I have been going to the Keg Restaurant since I was a teenager. The Keg Royalties Income fund gave notice on December 21st, 2010 it would not covert to a corporation, and remain an income trust. The Keg Royalty Income Fund (KEG.UN) is a limited purpose trust which licenses Keg Restaurants Ltd. It has rights to use the Keg name, and in return receives a royalty of 4% of system sales of Keg restaurants. That structure may seem somewhat convoluted, but KEG.UN has over $149 million dollars in assets, with a 7.3% dividend yield. The company also has virtually no debt, a reasonable PE ratio of 11.68, but with a high dividend payout ratio of 84.9%. The catch with KEG.UN is that relies solely on the success of the Keg restaurant chain. Similar to KEG.UN is Boston Pizza Royalties (BPF.UN), another royalty income trust that did not convert.
Rogers Sugar (RSI-T)
Rogers Sugar is another solid high yield company, with a generous dividend of 6.4%, a low PE ratio of 8.48, and a very low dividend payout ratio of 43.6%. Rogers Sugar is a household name that has been well-established in Canadian history, since B.C. Sugar was incorporated in 1890. Lantic Sugar Limited and Rogers Sugar Ltd. merged into a new operating entity now known as Lantic Inc., on June 30th, 2008. On January 1st, 2011, Rogers Sugar Income Fund converted into a conventional corporation (RSI.T) under the name of Rogers Sugar Inc. With its established history, and annual sales of nearly $615 Million, Rogers Sugar is a solid investment for the generous 6.4% yield. It is a rare find to see both a high yield and low dividend payout ratio among the previous income trusts, but the stock price is trading at all-time highs.
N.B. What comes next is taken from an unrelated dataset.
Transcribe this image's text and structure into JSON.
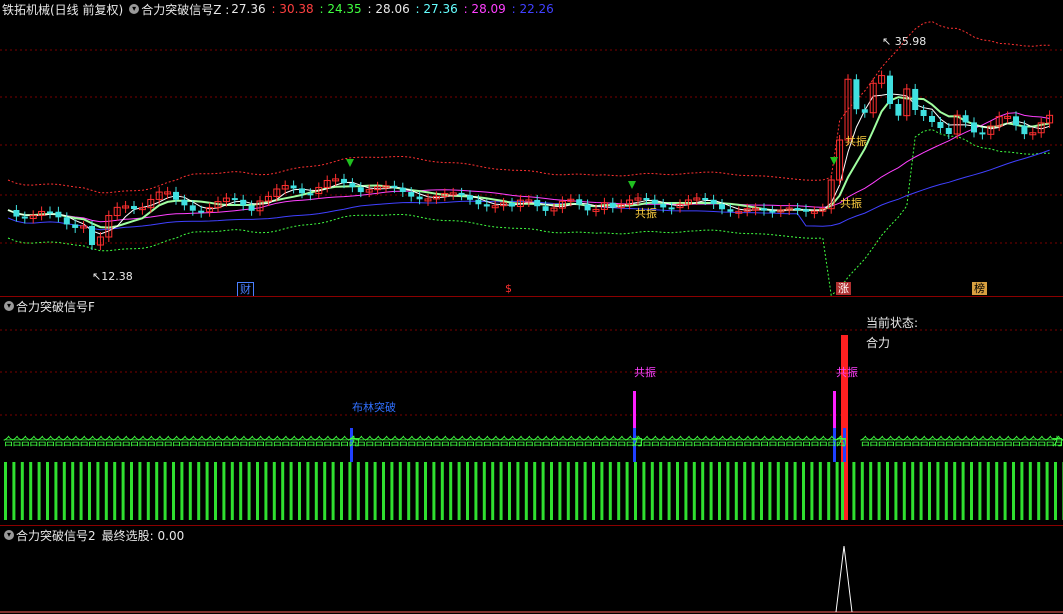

Yellow Media (YLO-T)
Yellow Media (formerly the Yellow Pages Income Fund YLO.UN-T) was once the darling of the income trusts, with its generous monthly dividends and success of the Yellow Pages directory. One of its largest share holders for example was the Ontario Teachers Plan. Then in July 2007, the Apple iphone emerged, and along with Google suddenly revolutionized the way people found information online. YLO soon found itself obsolete and without a solid business plan, scrambling to complete in a tech world it was unprepared for. It launched a Yellow Pages style app for mobile devices, but the app failed miserably in comparison to Google’s powerful mobile search.
Sure enough with its high DPR, high dividend yield, and lack of business direction, YLO the once darling of income trusts was a disaster waiting to happen. Throughout 2011, Yellow Media found its share price crashing some 87.4% from $6.26 per share on January 4, 2011 to $0.79 per share on August 11, 2011. YLO has cut its dividend to $0.15 (as of August 11, 2011), with a yield of 19.0%. Investors would be prudent to wait for the long term until YLO sorts out both its dividend policy and its business direction before investing.
In Part-2 I’ll review more of the corporations which converted to income trusts…
This article is not intended as a recommendation to buy the securities mentioned. Please do your own research, and consult with a professional advisor be investing. Dividend cuts are always a possibility with these higher yield companies. I am currently long on RSI-T.